In part two of our new series on the internet’s olden times, we return to the dawn of viral online marketing. This is the next installment of our weekly Internet Nostalgia series, which looks back at stories that captured the imagination and attention of the internet for a fleeting moment and then vanished as everyone moved on to something else. The world of the internet moves so quickly that things that happened five years ago might as well be black-and-white newsreel footage at this point. This series looks back at those phenomena and what they told us about the internet, and ourselves. If you have a suggested topic, email me at firstname.lastname@example.org. Last week, we looked at Justine Sacco’s flight to Africa. Today: The Subservient Chicken.
Date: April 2004
The story: You can call me a rube all you want — you’ll be right! — but when The Subservient Chicken showed up in 2004, I didn’t know it was a marketing campaign. I just thought it was a weird, almost creepy website in which you could type things into a box and get a man in a very stupid-looking chicken costume do the things you typed into the box. To be fair, it was reasonable for me to think this, since this was exactly what The Subservient Chicken did. He did what you told him to. That’s why he was Subservient, after all.
There was something unnerving, even snuff-film-y, about the Subservient Chicken. (Why in the world was he wearing stockings?) But that only added to the intrigue. What was this thing?

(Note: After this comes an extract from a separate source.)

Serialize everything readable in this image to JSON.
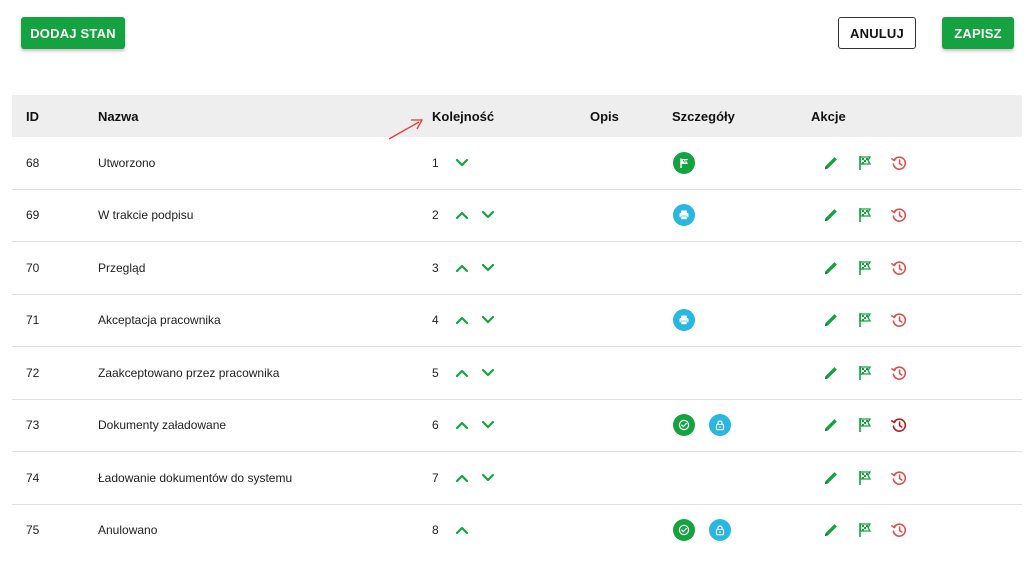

The video above was made after the jig was up: Hence the “BK Tendercrisp.” It turned out The Subservient Chicken was just a marketing campaign, a pretty wild one, for Burger King. It was the brainchild of marketing firm Crispin Porter + Bogusky, which is to say, the whole thing was a work. And it was a highly…